══ Extracted data ══

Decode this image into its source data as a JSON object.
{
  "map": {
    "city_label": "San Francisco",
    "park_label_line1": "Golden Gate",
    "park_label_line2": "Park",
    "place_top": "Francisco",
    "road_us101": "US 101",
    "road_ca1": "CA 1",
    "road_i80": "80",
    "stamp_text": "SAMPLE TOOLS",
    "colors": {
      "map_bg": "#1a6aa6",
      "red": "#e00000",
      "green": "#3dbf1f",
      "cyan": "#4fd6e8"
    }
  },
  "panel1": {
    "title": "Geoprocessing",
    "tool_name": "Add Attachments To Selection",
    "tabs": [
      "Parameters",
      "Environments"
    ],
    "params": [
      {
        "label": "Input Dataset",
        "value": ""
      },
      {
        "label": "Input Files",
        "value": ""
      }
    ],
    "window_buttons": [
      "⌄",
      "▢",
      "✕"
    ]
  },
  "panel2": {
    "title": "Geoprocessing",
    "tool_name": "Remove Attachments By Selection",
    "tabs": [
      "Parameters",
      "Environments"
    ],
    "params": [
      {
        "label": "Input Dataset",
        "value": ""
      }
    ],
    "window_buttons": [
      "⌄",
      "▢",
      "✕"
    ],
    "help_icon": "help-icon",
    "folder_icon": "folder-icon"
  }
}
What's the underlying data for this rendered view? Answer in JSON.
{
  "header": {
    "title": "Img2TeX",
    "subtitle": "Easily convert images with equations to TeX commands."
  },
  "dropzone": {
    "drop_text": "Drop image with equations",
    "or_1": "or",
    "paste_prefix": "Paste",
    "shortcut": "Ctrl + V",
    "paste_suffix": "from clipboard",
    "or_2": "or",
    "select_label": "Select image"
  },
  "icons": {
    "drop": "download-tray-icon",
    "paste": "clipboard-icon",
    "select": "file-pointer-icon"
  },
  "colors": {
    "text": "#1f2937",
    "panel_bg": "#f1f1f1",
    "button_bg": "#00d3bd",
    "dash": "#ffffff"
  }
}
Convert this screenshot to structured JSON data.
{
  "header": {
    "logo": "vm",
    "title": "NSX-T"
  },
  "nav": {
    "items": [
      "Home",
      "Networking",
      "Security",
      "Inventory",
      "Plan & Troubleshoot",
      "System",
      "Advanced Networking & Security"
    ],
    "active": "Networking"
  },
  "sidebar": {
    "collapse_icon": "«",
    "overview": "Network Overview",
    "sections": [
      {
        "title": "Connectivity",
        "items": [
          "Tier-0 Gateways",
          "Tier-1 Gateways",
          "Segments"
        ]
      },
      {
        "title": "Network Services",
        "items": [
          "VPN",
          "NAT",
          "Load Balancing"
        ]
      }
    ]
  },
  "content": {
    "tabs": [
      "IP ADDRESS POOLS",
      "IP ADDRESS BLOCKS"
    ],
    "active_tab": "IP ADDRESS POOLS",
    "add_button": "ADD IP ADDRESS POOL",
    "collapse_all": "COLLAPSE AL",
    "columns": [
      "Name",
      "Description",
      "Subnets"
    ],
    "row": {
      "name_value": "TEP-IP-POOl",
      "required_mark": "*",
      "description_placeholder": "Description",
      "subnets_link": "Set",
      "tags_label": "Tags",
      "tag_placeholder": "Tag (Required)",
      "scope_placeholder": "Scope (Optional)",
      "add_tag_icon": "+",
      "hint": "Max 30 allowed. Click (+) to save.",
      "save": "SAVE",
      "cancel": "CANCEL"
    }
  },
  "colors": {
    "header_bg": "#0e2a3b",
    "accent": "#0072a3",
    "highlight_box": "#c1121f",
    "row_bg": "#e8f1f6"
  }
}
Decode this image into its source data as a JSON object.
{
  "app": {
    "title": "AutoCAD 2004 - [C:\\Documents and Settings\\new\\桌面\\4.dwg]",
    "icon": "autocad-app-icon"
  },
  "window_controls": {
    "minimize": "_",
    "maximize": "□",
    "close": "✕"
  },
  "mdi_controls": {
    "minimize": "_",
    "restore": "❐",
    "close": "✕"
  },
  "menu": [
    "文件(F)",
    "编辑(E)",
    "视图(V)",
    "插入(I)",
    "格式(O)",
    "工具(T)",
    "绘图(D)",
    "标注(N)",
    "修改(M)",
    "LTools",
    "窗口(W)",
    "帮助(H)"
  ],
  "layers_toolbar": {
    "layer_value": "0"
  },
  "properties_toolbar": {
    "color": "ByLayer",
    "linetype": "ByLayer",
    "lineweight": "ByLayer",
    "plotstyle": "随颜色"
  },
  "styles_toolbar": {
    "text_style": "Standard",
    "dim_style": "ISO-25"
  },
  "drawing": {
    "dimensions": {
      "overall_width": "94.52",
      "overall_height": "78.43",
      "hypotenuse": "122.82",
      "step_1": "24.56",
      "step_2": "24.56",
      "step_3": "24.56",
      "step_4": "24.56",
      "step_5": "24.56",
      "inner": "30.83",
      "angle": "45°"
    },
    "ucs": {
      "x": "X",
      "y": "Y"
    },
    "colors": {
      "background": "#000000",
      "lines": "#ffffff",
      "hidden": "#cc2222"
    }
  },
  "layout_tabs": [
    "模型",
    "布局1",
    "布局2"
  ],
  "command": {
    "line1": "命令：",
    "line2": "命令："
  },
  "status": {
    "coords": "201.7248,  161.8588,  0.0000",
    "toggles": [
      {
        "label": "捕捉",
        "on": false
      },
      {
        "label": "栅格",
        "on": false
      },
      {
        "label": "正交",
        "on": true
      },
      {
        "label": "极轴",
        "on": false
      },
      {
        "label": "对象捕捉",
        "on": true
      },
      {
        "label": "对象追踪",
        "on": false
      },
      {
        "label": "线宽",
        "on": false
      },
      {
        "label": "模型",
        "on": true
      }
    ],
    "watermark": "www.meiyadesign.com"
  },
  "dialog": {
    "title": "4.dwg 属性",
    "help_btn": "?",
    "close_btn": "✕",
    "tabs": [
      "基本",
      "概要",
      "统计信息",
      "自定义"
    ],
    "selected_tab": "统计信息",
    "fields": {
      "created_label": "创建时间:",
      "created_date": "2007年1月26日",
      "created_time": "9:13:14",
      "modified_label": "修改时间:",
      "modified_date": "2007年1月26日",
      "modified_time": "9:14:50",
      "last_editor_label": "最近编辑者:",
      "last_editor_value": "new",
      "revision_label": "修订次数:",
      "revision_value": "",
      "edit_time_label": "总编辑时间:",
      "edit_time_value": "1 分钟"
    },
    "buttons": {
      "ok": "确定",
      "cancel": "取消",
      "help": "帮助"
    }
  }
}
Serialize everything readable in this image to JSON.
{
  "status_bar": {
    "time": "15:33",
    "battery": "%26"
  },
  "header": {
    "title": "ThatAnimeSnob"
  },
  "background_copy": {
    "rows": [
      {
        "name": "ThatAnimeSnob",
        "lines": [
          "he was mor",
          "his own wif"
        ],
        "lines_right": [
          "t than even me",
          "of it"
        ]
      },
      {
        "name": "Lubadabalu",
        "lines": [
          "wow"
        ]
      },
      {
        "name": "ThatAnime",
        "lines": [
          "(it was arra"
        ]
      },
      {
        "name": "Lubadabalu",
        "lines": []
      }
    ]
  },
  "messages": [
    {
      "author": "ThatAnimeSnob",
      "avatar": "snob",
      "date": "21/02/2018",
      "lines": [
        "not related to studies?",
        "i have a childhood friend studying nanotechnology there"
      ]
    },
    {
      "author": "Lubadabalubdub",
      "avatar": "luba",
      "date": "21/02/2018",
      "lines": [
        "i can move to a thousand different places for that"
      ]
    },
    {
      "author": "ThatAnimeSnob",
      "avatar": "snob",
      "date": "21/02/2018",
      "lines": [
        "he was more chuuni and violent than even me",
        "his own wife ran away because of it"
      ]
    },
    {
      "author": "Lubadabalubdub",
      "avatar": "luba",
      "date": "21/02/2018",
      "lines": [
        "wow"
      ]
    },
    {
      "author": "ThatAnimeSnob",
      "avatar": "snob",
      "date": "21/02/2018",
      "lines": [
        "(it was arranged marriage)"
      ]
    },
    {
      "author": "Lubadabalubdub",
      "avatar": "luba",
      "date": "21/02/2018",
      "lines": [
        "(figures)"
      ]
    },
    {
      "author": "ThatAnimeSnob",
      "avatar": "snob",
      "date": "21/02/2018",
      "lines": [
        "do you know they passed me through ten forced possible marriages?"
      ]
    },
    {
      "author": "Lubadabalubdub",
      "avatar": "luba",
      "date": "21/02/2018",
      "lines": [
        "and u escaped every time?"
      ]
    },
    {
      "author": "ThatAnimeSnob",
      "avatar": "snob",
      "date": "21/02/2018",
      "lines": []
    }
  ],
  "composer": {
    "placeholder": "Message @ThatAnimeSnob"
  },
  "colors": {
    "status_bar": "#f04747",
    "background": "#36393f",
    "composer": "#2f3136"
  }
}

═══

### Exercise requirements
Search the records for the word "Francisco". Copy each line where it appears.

### Answer to the problem
    "city_label": "San Francisco",
    "place_top": "Francisco",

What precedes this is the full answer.